I read about a bombing on Wall Street, and my initial thought was the 1990s truck explosion at the World Trade Center. Big mistake. The World Trade Center is a few blocks away from the actual Wall Street, and cars aren't even allowed down the cobble streets.
The past couple days, Wall Street's been packed. The big Christmas tree is up again and everyone's trying to get the best picture of it, usually right at the intersection of Wall and Broad and Nassau, where you can fit the entire tree in your frame. The problem is, everyone's walking through there, everyone's trying to get past, so there's no such thing as an intimate, solo picture.
I had never really heard that much about the bombing on Wall Street, which is weird--I come from a background in urban studies, and I've taken classes on race and class violence in cities. No one ever mentioned this event.
September 16, 1920, 12:01 p.m.
"HAVOC WROUGHT IN MORGAN OFFICES," the New York Times read. A bomb exploded at the corner of Wall Street and Broad, where the J.P. Morgan & Sons office had been located at the time. People in the early 20th century seemed to have a little bit more poetry in their news. The article described the scene "LIKE SNOW," a "GLASS SHOWER" over Wall Street. 30 people were killed in the blast, plus a horse. Several more people died from their injuries afterward. The bombing remains an unsolved case.
At the time, people speculated it was an anarchistic attack on a capitalist institution, with the intent of killing J.P. Morgan partners. The attack "failed in its purpose," with all the partners escape unscathed, though J.P. Morgan's son Junius Spencer Morgan "was cut slightly."
Mr. Lamont, one of the partners, expressed some doubt, saying that the explosion was likely an accident, as they never received any warning or threat beforehand. Frank Francisco, an agent of the Dept. of Justice, shared the same view, suggesting a true attack would have occurred at night.
I found the site and tried to recreate some of the news shots. I'll post my shots and the references together--I'm assuming that the old photos have long since passed into public domain, so let's hope I don't get a cease and desist order, yeah?
I talked about the site at a party I went to on New Year's Eve. "The building's still standing," someone said. "They must not have done a good job."
The building's still standing, all right, but the interior of the building was roughed up pretty good. "The interior ... was completely wrecked," the Times reported. "Only the ceilings, floors and counters on the first floor survived the explosion's force." Officials feared the damage to the ceilings may have made the entire building unsafe.
No one claimed responsibility for the attack, and no perpetrator was ever confirmed despite the investigation.

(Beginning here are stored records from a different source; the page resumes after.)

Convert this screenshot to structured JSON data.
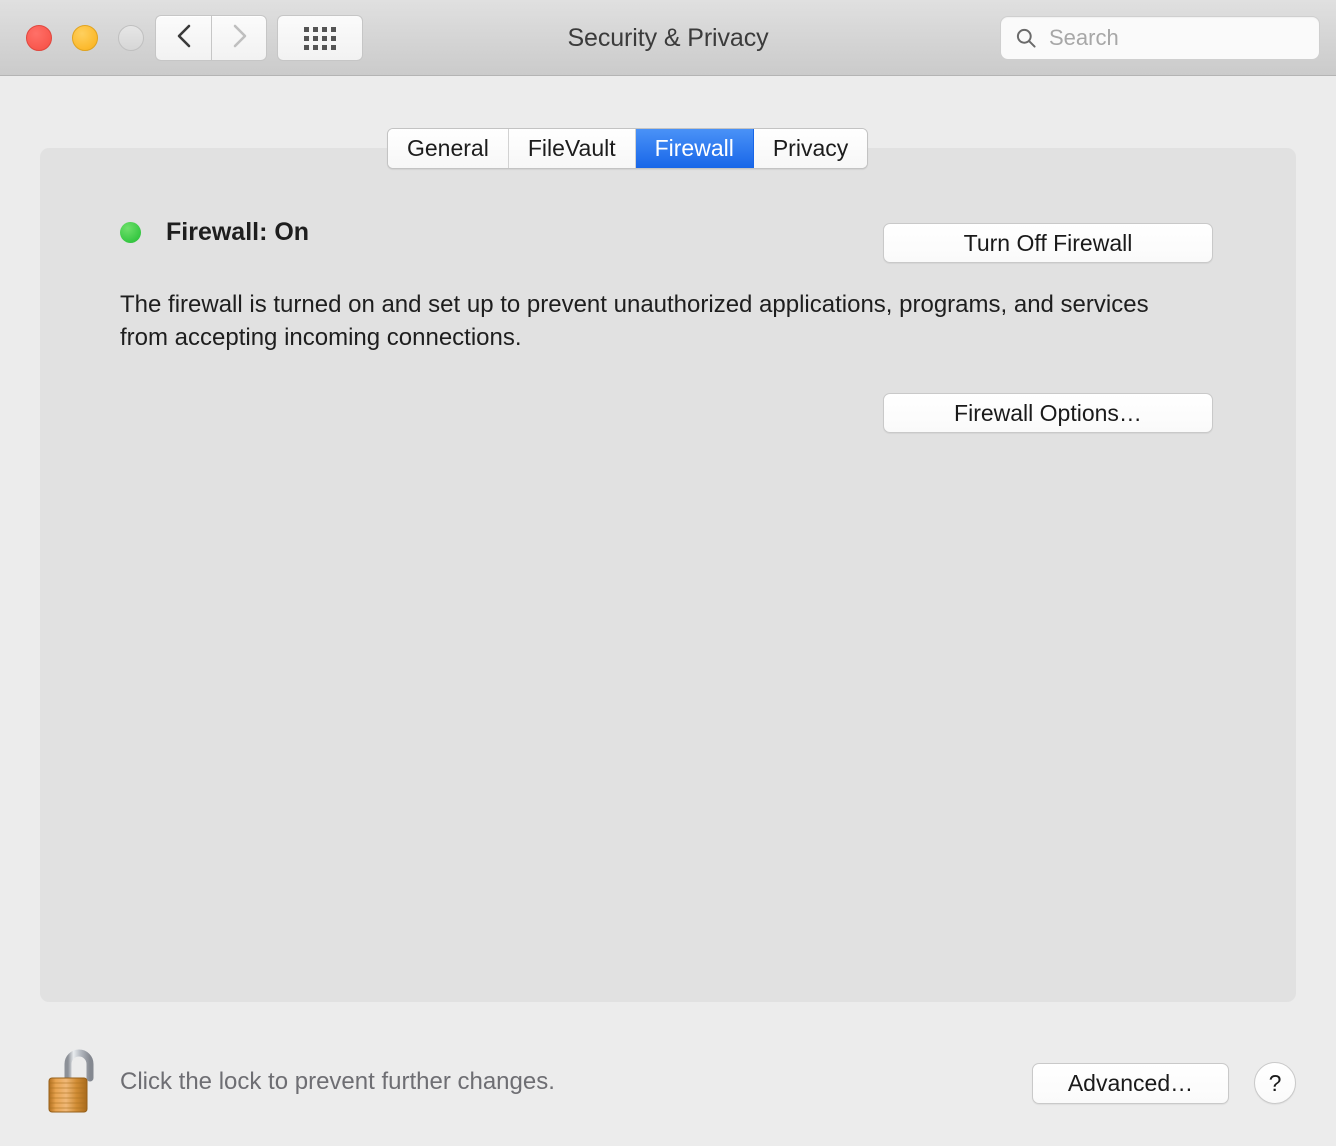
{
  "window": {
    "title": "Security & Privacy",
    "traffic_lights": [
      {
        "name": "close",
        "color": "#F8564C"
      },
      {
        "name": "minimize",
        "color": "#FBB82A"
      },
      {
        "name": "zoom",
        "color": "#DCDCDC"
      }
    ],
    "nav": {
      "back_label": "‹",
      "forward_label": "›",
      "grid_label": "Show All"
    }
  },
  "search": {
    "placeholder": "Search",
    "value": "",
    "icon": "search-icon"
  },
  "tabs": [
    {
      "label": "General",
      "selected": false
    },
    {
      "label": "FileVault",
      "selected": false
    },
    {
      "label": "Firewall",
      "selected": true
    },
    {
      "label": "Privacy",
      "selected": false
    }
  ],
  "firewall": {
    "status_label": "Firewall: On",
    "status_state": "On",
    "status_color": "#36C742",
    "description": "The firewall is turned on and set up to prevent unauthorized applications, programs, and services from accepting incoming connections.",
    "toggle_button_label": "Turn Off Firewall",
    "options_button_label": "Firewall Options…"
  },
  "footer": {
    "lock_icon": "unlocked-padlock-icon",
    "lock_state": "unlocked",
    "lock_hint": "Click the lock to prevent further changes.",
    "advanced_label": "Advanced…",
    "help_label": "?"
  },
  "colors": {
    "window_bg": "#ECECEC",
    "panel_bg": "#E1E1E1",
    "titlebar_bg": "#D4D4D4",
    "accent_blue": "#1866E8",
    "status_green": "#36C742",
    "muted_text": "#6E6E73"
  }
}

The FBI concluded it was the work of Italian anarchists when they revisited the evidence in the 1940s, but still, no names were named, and no suspects were ever charged.
The 1920 bombing is a relatively obscure piece of history. Beverly Gage wrote a book on the topic: The Day Wall Street Exploded: A Story of America in its First Age, and she mentioned that a few years after the explosion, a reporter for the Wall Street Journal came to the site on its anniversary and found no one commemorating the event. Hardly anyone even remembered it.
A bunch of history blogs talk about it today, at least. I even met a man leading a small tour group to the exact spot I was photographing.
I wonder how we would have treated this incident if it happened today. We'd probably never forget.
- Atlas Obscura, where I originally found out about this
- "Anger and Anarchy on Wall Street" from Smithsonian Magazine
- The original article from the New York Times
- An update from 2003 in the New York Times
- The Day Wall Street Exploded: A Story of America in its First Age by Beverly Gage